> [To do]: Give the records again in full, exactly as they appear, but without the pictures.

> [Data section]:
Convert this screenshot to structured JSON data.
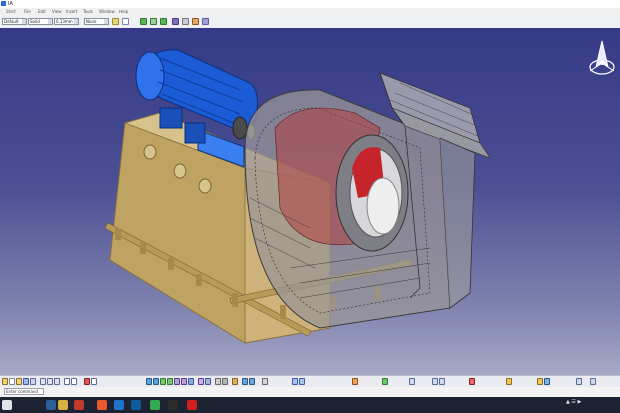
{
  "window": {
    "title": "IA"
  },
  "menu": {
    "items": [
      "Start",
      "File",
      "Edit",
      "View",
      "Insert",
      "Tools",
      "Window",
      "Help"
    ]
  },
  "toolbar": {
    "combos": [
      {
        "value": "Default",
        "name": "color"
      },
      {
        "value": "Solid",
        "name": "linetype"
      },
      {
        "value": "0.13mm",
        "name": "thickness"
      },
      {
        "value": "None",
        "name": "layer"
      }
    ]
  },
  "statusbar": {
    "command_placeholder": "Enter command"
  },
  "icons": {
    "compass": "compass-icon",
    "app": "catia-app-icon"
  },
  "colors": {
    "viewport_top": "#353a86",
    "viewport_bottom": "#a7a9c6",
    "motor": "#1c5bd6",
    "frame": "#cdb37a",
    "housing": "#8d8a8a",
    "impeller": "#c42a2a"
  }
}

> [Exercise solution]:
Convert this screenshot to structured JSON data.
{
  "window": {
    "title": "IA"
  },
  "menu": {
    "items": [
      "Start",
      "File",
      "Edit",
      "View",
      "Insert",
      "Tools",
      "Window",
      "Help"
    ]
  },
  "toolbar": {
    "combos": [
      {
        "value": "Default",
        "name": "color"
      },
      {
        "value": "Solid",
        "name": "linetype"
      },
      {
        "value": "0.13mm",
        "name": "thickness"
      },
      {
        "value": "None",
        "name": "layer"
      }
    ]
  },
  "statusbar": {
    "command_placeholder": "Enter command"
  },
  "icons": {
    "compass": "compass-icon",
    "app": "catia-app-icon"
  },
  "colors": {
    "viewport_top": "#353a86",
    "viewport_bottom": "#a7a9c6",
    "motor": "#1c5bd6",
    "frame": "#cdb37a",
    "housing": "#8d8a8a",
    "impeller": "#c42a2a"
  }
}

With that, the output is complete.